──────── Information provided

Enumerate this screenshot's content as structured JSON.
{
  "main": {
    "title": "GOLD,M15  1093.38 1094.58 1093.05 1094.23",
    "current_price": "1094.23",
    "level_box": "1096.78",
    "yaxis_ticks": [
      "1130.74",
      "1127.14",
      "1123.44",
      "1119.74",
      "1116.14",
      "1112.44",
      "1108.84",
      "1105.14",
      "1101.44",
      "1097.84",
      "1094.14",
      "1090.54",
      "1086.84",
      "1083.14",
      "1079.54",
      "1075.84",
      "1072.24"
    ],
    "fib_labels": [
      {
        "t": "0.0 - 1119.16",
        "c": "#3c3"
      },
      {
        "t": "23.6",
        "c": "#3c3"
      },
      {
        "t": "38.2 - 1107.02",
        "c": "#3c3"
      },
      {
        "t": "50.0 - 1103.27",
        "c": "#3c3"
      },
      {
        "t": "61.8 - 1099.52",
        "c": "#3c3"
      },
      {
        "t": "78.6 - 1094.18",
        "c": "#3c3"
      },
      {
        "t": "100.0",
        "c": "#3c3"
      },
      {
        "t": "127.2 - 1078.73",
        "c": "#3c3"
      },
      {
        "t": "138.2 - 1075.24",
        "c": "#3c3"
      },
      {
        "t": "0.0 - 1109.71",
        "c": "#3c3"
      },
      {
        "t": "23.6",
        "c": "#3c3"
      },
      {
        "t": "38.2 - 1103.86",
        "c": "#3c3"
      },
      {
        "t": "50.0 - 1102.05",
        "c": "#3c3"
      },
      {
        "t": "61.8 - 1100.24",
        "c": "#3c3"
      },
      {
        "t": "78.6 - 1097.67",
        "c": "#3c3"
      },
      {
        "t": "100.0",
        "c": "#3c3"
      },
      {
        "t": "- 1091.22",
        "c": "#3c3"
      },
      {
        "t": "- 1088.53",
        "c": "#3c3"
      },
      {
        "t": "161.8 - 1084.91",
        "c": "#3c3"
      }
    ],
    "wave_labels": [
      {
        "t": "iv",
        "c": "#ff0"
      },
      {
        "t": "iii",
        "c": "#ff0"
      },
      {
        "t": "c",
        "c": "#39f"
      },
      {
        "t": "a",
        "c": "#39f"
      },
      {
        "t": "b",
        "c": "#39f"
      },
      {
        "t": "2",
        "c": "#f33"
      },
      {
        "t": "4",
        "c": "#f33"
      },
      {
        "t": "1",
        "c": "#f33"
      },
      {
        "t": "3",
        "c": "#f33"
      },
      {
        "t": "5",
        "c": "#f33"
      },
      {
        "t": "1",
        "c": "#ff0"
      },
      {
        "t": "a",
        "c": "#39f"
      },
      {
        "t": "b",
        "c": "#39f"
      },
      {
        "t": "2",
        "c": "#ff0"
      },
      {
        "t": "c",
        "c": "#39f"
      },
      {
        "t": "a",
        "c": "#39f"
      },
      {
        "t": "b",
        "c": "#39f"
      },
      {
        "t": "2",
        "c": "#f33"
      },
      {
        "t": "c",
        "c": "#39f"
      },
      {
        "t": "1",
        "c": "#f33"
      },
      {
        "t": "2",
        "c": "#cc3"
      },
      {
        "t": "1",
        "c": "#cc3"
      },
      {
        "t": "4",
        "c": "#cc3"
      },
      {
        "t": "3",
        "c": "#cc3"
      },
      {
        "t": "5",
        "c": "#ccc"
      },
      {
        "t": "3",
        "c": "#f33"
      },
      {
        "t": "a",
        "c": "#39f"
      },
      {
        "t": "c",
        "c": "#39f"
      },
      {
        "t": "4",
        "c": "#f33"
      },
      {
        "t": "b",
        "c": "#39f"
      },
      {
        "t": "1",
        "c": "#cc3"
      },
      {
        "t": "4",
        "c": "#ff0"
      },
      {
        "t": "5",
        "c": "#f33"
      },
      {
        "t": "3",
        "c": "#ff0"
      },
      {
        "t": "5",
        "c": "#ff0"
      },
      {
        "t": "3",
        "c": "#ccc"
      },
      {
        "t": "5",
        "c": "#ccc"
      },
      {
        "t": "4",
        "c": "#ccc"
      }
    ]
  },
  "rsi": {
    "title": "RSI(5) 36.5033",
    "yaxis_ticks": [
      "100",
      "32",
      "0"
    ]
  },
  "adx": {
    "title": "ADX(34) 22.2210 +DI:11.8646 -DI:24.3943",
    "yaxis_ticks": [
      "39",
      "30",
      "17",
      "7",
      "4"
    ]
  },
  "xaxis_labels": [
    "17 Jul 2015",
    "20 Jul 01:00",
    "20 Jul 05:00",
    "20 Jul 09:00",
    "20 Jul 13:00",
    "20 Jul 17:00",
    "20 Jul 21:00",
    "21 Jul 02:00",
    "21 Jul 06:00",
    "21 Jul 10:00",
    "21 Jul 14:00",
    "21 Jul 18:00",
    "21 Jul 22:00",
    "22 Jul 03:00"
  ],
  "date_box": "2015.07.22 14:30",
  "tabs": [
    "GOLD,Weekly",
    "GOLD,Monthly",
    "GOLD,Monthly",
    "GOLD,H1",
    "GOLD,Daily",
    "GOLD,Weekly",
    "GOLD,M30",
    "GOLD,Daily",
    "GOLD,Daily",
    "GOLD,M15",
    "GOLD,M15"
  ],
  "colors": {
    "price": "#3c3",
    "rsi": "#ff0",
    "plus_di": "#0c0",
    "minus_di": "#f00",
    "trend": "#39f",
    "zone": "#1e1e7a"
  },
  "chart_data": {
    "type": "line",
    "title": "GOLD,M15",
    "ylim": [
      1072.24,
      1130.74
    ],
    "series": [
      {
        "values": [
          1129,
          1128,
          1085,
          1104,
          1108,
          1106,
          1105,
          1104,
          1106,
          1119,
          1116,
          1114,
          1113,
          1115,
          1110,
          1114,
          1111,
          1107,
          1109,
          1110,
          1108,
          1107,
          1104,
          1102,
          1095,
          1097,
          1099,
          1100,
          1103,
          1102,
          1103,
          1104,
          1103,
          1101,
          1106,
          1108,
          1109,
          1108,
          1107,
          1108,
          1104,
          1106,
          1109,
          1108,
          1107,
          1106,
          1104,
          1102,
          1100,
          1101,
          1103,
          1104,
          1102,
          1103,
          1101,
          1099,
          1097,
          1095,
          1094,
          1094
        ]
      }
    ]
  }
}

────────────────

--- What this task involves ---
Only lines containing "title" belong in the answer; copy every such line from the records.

--- Exercise output ---
    "title": "GOLD,M15  1093.38 1094.58 1093.05 1094.23",
    "title": "RSI(5) 36.5033",
    "title": "ADX(34) 22.2210 +DI:11.8646 -DI:24.3943",
    "title": "GOLD,M15",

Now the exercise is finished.